“I don’t think there are very many traditionalists in this diocese,” San Jose diocese spokeswoman Roberta Ward said. “In Silicon Valley, there’s this mentality of innovation and entrepreneurship. People enjoy change.”
But the movement is popular in pockets of the Bay Area, especially with old-time San Jose Catholics and new immigrants in the Latino, Filipino and Vietnamese communities, said the Rev. Daniel Cooper, head priest of the St. Aloysius retreat. In addition to the Los Gatos center, where 300 worshipers attend on any given Sunday, Cooper said there are a handful of unsanctioned Latin Mass services in the South Bay, Sacramento and Stockton.

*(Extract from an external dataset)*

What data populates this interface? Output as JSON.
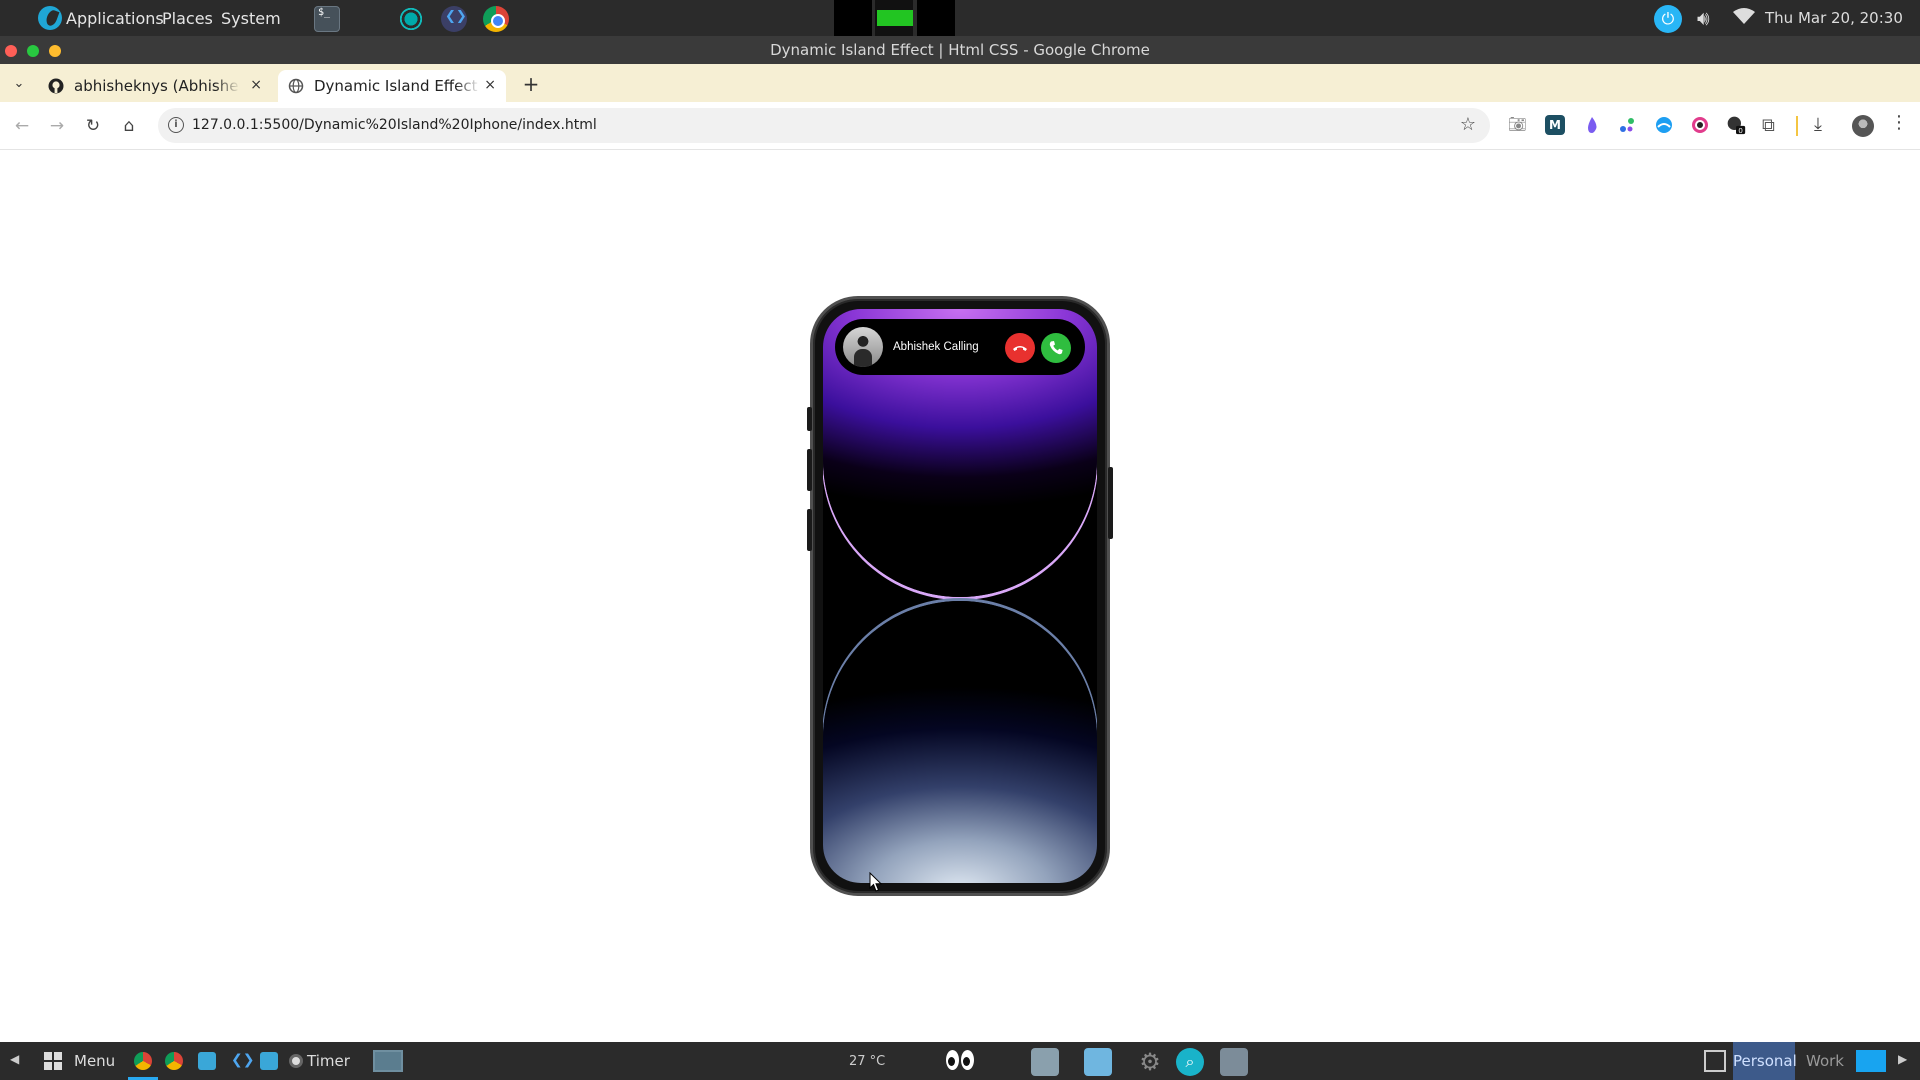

Traditionalist Catholicism is most active in the Midwest’s Bible Belt.
Cooper ticks off what he sees as unfortunate changes made by the modern Catholic church.
“They’ve stripped the church of anything devotional,” he said. “Their liturgy is man-centered, not God-centered. The church has become too humanistic. People want to be entertained and happy. Church should be a place where you’re led to God.”

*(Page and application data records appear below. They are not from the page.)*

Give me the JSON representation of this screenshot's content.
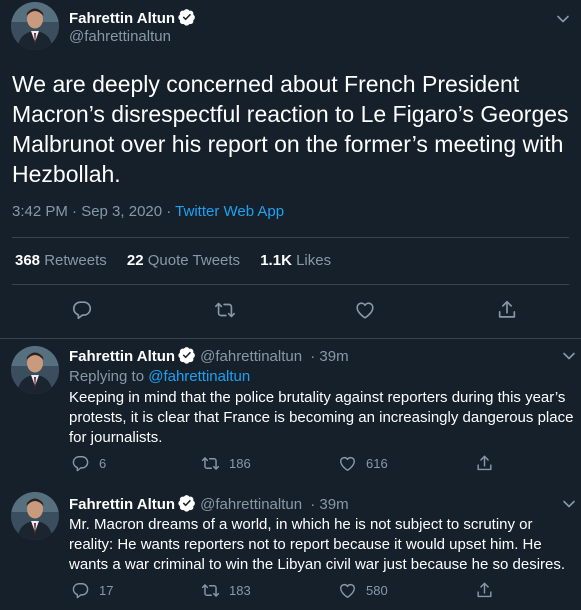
{
  "main_tweet": {
    "author_name": "Fahrettin Altun",
    "author_handle": "@fahrettinaltun",
    "text": "We are deeply concerned about French President Macron’s disrespectful reaction to Le Figaro’s Georges Malbrunot over his report on the former’s meeting with Hezbollah.",
    "timestamp": "3:42 PM · Sep 3, 2020 · ",
    "source_app": "Twitter Web App",
    "stats": {
      "retweets_count": "368",
      "retweets_label": "Retweets",
      "quote_tweets_count": "22",
      "quote_tweets_label": "Quote Tweets",
      "likes_count": "1.1K",
      "likes_label": "Likes"
    }
  },
  "replies": [
    {
      "author_name": "Fahrettin Altun",
      "author_handle": "@fahrettinaltun",
      "time_ago": "· 39m",
      "replying_prefix": "Replying to ",
      "replying_to": "@fahrettinaltun",
      "text": "Keeping in mind that the police brutality against reporters during this year’s protests, it is clear that France is becoming an increasingly dangerous place for journalists.",
      "reply_count": "6",
      "retweet_count": "186",
      "like_count": "616"
    },
    {
      "author_name": "Fahrettin Altun",
      "author_handle": "@fahrettinaltun",
      "time_ago": "· 39m",
      "text": "Mr. Macron dreams of a world, in which he is not subject to scrutiny or reality: He wants reporters not to report because it would upset him. He wants a war criminal to win the Libyan civil war just because he so desires.",
      "reply_count": "17",
      "retweet_count": "183",
      "like_count": "580"
    }
  ],
  "colors": {
    "background": "#15202b",
    "text_primary": "#ffffff",
    "text_secondary": "#8899a6",
    "accent": "#1da1f2",
    "divider": "#38444d"
  },
  "icons": [
    "verified-badge-icon",
    "chevron-down-icon",
    "reply-icon",
    "retweet-icon",
    "like-icon",
    "share-icon"
  ]
}
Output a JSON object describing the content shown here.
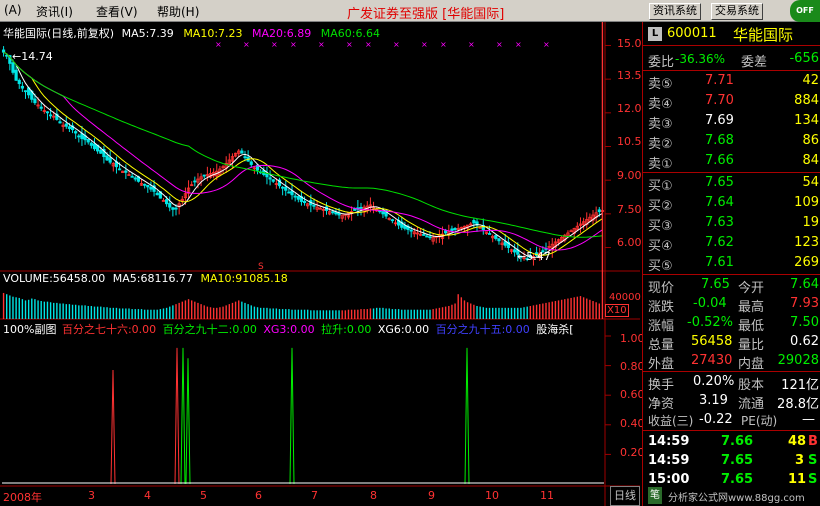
{
  "menu": {
    "items": [
      "(A)",
      "资讯(I)",
      "查看(V)",
      "帮助(H)"
    ]
  },
  "app_title": "广发证券至强版 [华能国际]",
  "sys_buttons": [
    "资讯系统",
    "交易系统"
  ],
  "corner_badge": "OFF",
  "chart": {
    "title": "华能国际(日线,前复权)",
    "ma_labels": [
      "MA5:7.39",
      "MA10:7.23",
      "MA20:6.89",
      "MA60:6.64"
    ],
    "high_note": "14.74",
    "low_note": "5.47",
    "price_axis": [
      "15.00",
      "13.50",
      "12.00",
      "10.50",
      "9.00",
      "7.50",
      "6.00"
    ],
    "volume_labels": [
      "VOLUME:56458.00",
      "MA5:68116.77",
      "MA10:91085.18"
    ],
    "volume_axis": "40000",
    "volume_scale": "X10",
    "ind_labels": [
      "100%副图",
      "百分之七十六:0.00",
      "百分之九十二:0.00",
      "XG3:0.00",
      "拉升:0.00",
      "XG6:0.00",
      "百分之九十五:0.00",
      "股海杀["
    ],
    "ind_axis": [
      "1.00",
      "0.80",
      "0.60",
      "0.40",
      "0.20"
    ],
    "date_labels": [
      "2008年",
      "3",
      "4",
      "5",
      "6",
      "7",
      "8",
      "9",
      "10",
      "11"
    ],
    "period_tab": "日线",
    "closes": [
      14.7,
      14.55,
      14.2,
      13.8,
      13.45,
      13.3,
      13.1,
      12.95,
      12.8,
      12.6,
      12.45,
      12.35,
      12.2,
      12.1,
      12.0,
      11.9,
      11.85,
      11.7,
      11.55,
      11.45,
      11.4,
      11.3,
      11.25,
      11.1,
      10.95,
      10.85,
      10.8,
      10.7,
      10.55,
      10.4,
      10.3,
      10.2,
      10.05,
      9.9,
      9.8,
      9.75,
      9.6,
      9.5,
      9.4,
      9.35,
      9.25,
      9.15,
      9.05,
      8.95,
      8.85,
      8.8,
      8.7,
      8.6,
      8.5,
      8.35,
      8.2,
      8.1,
      7.95,
      7.8,
      7.7,
      7.75,
      7.95,
      8.15,
      8.4,
      8.65,
      8.8,
      8.95,
      9.05,
      9.15,
      9.2,
      9.25,
      9.3,
      9.35,
      9.4,
      9.5,
      9.6,
      9.75,
      9.9,
      10.05,
      10.2,
      10.3,
      10.2,
      10.0,
      9.85,
      9.7,
      9.55,
      9.45,
      9.35,
      9.25,
      9.15,
      9.05,
      8.95,
      8.85,
      8.75,
      8.65,
      8.55,
      8.45,
      8.35,
      8.25,
      8.15,
      8.05,
      8.0,
      7.95,
      7.9,
      7.85,
      7.8,
      7.75,
      7.7,
      7.65,
      7.6,
      7.55,
      7.5,
      7.45,
      7.45,
      7.5,
      7.55,
      7.6,
      7.65,
      7.7,
      7.75,
      7.8,
      7.85,
      7.9,
      7.8,
      7.7,
      7.6,
      7.5,
      7.4,
      7.3,
      7.2,
      7.1,
      7.0,
      6.9,
      6.85,
      6.8,
      6.75,
      6.7,
      6.65,
      6.6,
      6.55,
      6.5,
      6.45,
      6.45,
      6.5,
      6.55,
      6.6,
      6.65,
      6.7,
      6.75,
      6.8,
      6.85,
      6.9,
      6.95,
      7.0,
      7.05,
      7.1,
      7.0,
      6.9,
      6.8,
      6.7,
      6.6,
      6.5,
      6.4,
      6.3,
      6.2,
      6.1,
      6.0,
      5.9,
      5.8,
      5.7,
      5.6,
      5.55,
      5.5,
      5.55,
      5.6,
      5.65,
      5.75,
      5.85,
      5.95,
      6.05,
      6.15,
      6.25,
      6.35,
      6.45,
      6.55,
      6.65,
      6.75,
      6.85,
      6.95,
      7.05,
      7.15,
      7.25,
      7.35,
      7.45,
      7.55,
      7.6,
      7.65
    ],
    "volumes": [
      4.2,
      4.0,
      3.8,
      3.6,
      3.5,
      3.4,
      3.2,
      3.0,
      3.1,
      3.3,
      3.2,
      3.0,
      2.9,
      2.8,
      2.8,
      2.7,
      2.6,
      2.6,
      2.5,
      2.5,
      2.4,
      2.4,
      2.3,
      2.3,
      2.2,
      2.2,
      2.2,
      2.1,
      2.1,
      2.0,
      2.0,
      2.0,
      1.9,
      1.9,
      1.8,
      1.8,
      1.8,
      1.7,
      1.7,
      1.7,
      1.7,
      1.6,
      1.6,
      1.6,
      1.6,
      1.5,
      1.5,
      1.5,
      1.5,
      1.5,
      1.6,
      1.7,
      1.8,
      2.0,
      2.2,
      2.4,
      2.6,
      2.8,
      3.0,
      3.2,
      3.0,
      2.8,
      2.6,
      2.4,
      2.2,
      2.0,
      1.9,
      1.8,
      1.8,
      1.9,
      2.0,
      2.2,
      2.4,
      2.6,
      2.8,
      3.0,
      2.8,
      2.6,
      2.4,
      2.2,
      2.0,
      1.9,
      1.8,
      1.8,
      1.8,
      1.7,
      1.7,
      1.7,
      1.6,
      1.6,
      1.6,
      1.6,
      1.5,
      1.5,
      1.5,
      1.5,
      1.5,
      1.5,
      1.4,
      1.4,
      1.4,
      1.4,
      1.4,
      1.4,
      1.4,
      1.4,
      1.4,
      1.4,
      1.4,
      1.4,
      1.5,
      1.5,
      1.5,
      1.5,
      1.6,
      1.6,
      1.6,
      1.7,
      1.7,
      1.8,
      1.8,
      1.8,
      1.7,
      1.7,
      1.6,
      1.6,
      1.6,
      1.5,
      1.5,
      1.5,
      1.5,
      1.5,
      1.5,
      1.5,
      1.5,
      1.5,
      1.5,
      1.6,
      1.7,
      1.8,
      1.9,
      2.0,
      2.1,
      2.3,
      2.5,
      4.0,
      3.5,
      3.0,
      2.7,
      2.5,
      2.3,
      2.1,
      2.0,
      1.9,
      1.8,
      1.8,
      1.8,
      1.8,
      1.8,
      1.8,
      1.8,
      1.8,
      1.8,
      1.8,
      1.8,
      1.8,
      1.9,
      2.0,
      2.1,
      2.2,
      2.3,
      2.4,
      2.5,
      2.6,
      2.7,
      2.8,
      2.9,
      3.0,
      3.1,
      3.2,
      3.3,
      3.4,
      3.5,
      3.6,
      3.7,
      3.5,
      3.3,
      3.1,
      2.9,
      2.7,
      2.5
    ]
  },
  "quote": {
    "code": "600011",
    "name": "华能国际",
    "weibi_label": "委比",
    "weibi_value": "-36.36%",
    "weicha_label": "委差",
    "weicha_value": "-656",
    "asks": [
      {
        "label": "卖⑤",
        "price": "7.71",
        "vol": "42"
      },
      {
        "label": "卖④",
        "price": "7.70",
        "vol": "884"
      },
      {
        "label": "卖③",
        "price": "7.69",
        "vol": "134"
      },
      {
        "label": "卖②",
        "price": "7.68",
        "vol": "86"
      },
      {
        "label": "卖①",
        "price": "7.66",
        "vol": "84"
      }
    ],
    "bids": [
      {
        "label": "买①",
        "price": "7.65",
        "vol": "54"
      },
      {
        "label": "买②",
        "price": "7.64",
        "vol": "109"
      },
      {
        "label": "买③",
        "price": "7.63",
        "vol": "19"
      },
      {
        "label": "买④",
        "price": "7.62",
        "vol": "123"
      },
      {
        "label": "买⑤",
        "price": "7.61",
        "vol": "269"
      }
    ],
    "stats": [
      {
        "l1": "现价",
        "v1": "7.65",
        "l2": "今开",
        "v2": "7.64"
      },
      {
        "l1": "涨跌",
        "v1": "-0.04",
        "l2": "最高",
        "v2": "7.93"
      },
      {
        "l1": "涨幅",
        "v1": "-0.52%",
        "l2": "最低",
        "v2": "7.50"
      },
      {
        "l1": "总量",
        "v1": "56458",
        "l2": "量比",
        "v2": "0.62"
      },
      {
        "l1": "外盘",
        "v1": "27430",
        "l2": "内盘",
        "v2": "29028"
      }
    ],
    "fundamentals": [
      {
        "l1": "换手",
        "v1": "0.20%",
        "l2": "股本",
        "v2": "121亿"
      },
      {
        "l1": "净资",
        "v1": "3.19",
        "l2": "流通",
        "v2": "28.8亿"
      },
      {
        "l1": "收益(三)",
        "v1": "-0.22",
        "l2": "PE(动)",
        "v2": "—"
      }
    ],
    "ticks": [
      {
        "time": "14:59",
        "price": "7.66",
        "vol": "48",
        "side": "B"
      },
      {
        "time": "14:59",
        "price": "7.65",
        "vol": "3",
        "side": "S"
      },
      {
        "time": "15:00",
        "price": "7.65",
        "vol": "11",
        "side": "S"
      }
    ]
  },
  "watermark": "分析家公式网www.88gg.com",
  "colors": {
    "up": "#ff3232",
    "down": "#00e5e5",
    "ma5": "#ffffff",
    "ma10": "#ffff00",
    "ma20": "#ff00ff",
    "ma60": "#00e000",
    "grid": "#a00000",
    "ind_red": "#ff3232",
    "ind_green": "#00ee00"
  }
}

It’s not surprising, experts say, that fundamentalism of any kind exists in the most liberal region of the country.
“It’s precisely because they’re in the belly of the beast that they want to solidify,” said William Dinges, a Catholic University of America professor and the nation’s expert on Roman Catholic traditionalists.

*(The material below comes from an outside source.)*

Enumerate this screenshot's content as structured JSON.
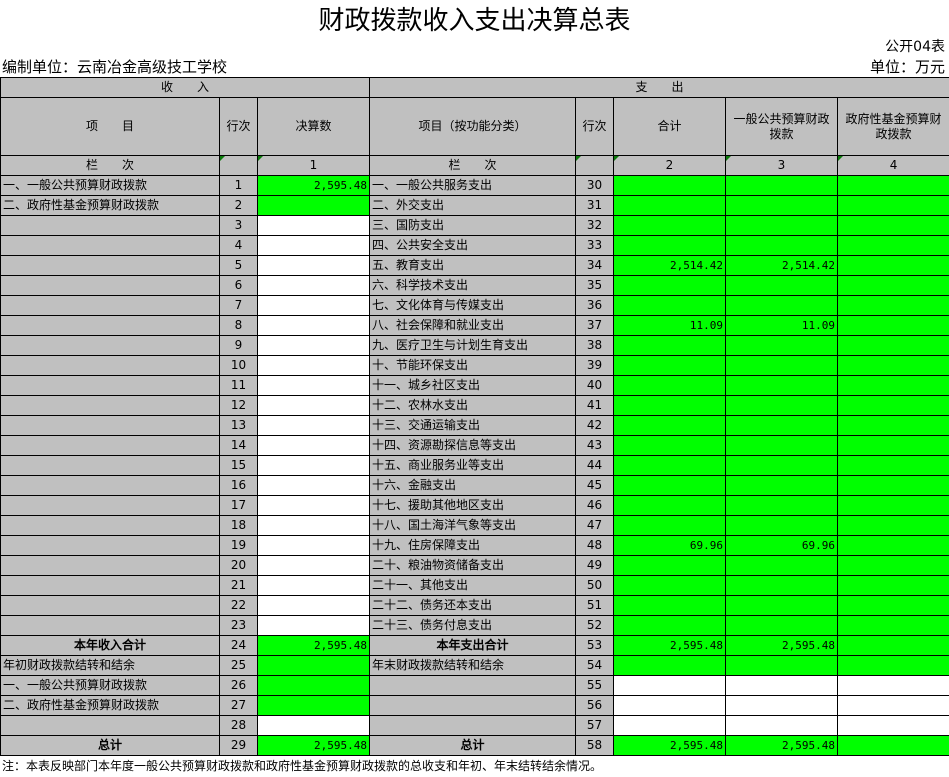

“The West is the most unchurched part of the country, a fertile mecca for sex cults and New Ageism, as they see it. They want a world where things aren’t wishy-washy, where things are either right or wrong.”
Out of 63 million Roman Catholics nationwide, conservative Christian groups estimate there may be about 15 million traditionalists.
However, Dinges said that’s a gross exaggeration. He estimates there may be only 20,000 who comprise the Society of St. Pius X – the largest and most cohesive branch of traditionalist Catholics.
The members of the Los Gatos retreat belong to this order, founded in 1970 by Marcel Lefebvre, a French priest who was banned by the Roman Catholic Church. The inflated figures, Dinges said, may include all Catholics who enjoy celebrating Mass in Latin but don’t follow the sect’s stringent beliefs.
In the traditionalist Catholic world, there are no shades of gray in the issues of abortion and contraception, and women can’t perform liturgical duties. Believing in purgatory is a must. Eating meat on Fridays is forbidden. Women must wear head coverings in church. Strumming a guitar at church or a pastor entertaining the parish with jokes are seen as silly if not sacrilegious.
Also, traditionalists don’t believe in reaching out to other Christian faiths and are angry the Second Vatican Council changed its official opinion of non-Catholics from “heretics” to recognizing them as “separate brethren.”
“The pope is infected with modernism,” complained Eileen Allen, 45, of Oregon who recently attended a women’s workshop at the Los Gatos retreat. “By that I mean ecumenism, that all religions are equal to the Catholic Church. That’s not true. The Catholic Church is the one that Christ founded. Other denominations are man-made.”
Although the convictions about abortion, Communion and purgatory are still the official positions of the Roman Catholic Church, the majority of mainstream Catholics hold somewhat more progressive views, scholars say. Also, Dinges said a key difference is that traditionalists often want to “cast out” anyone who doesn’t take these religious rules literally.
“They are angry that the bishops and the church authority haven’t taken a harder line on dissenting Catholics,” Dinges said. “The great irony though, is that they are bucking papal authority. They are holding themselves up as self-appointed watchdogs of Catholic orthodoxy and are in open conflict with the Vatican.”
Cooper of the Los Gatos retreat said traditionalists are so tough on their fellow Catholics because they love them and want to prevent them from sinning.
“I don’t think what we’re doing is archaic,” said Cooper, who dresses in a black cassock and admits he gets quite a few stares at the grocery store or gas station. “Things are changing so much. People want something they can hold onto, the traditional faith. We’re not doing it out of nostalgia. We just want to be good Catholics.”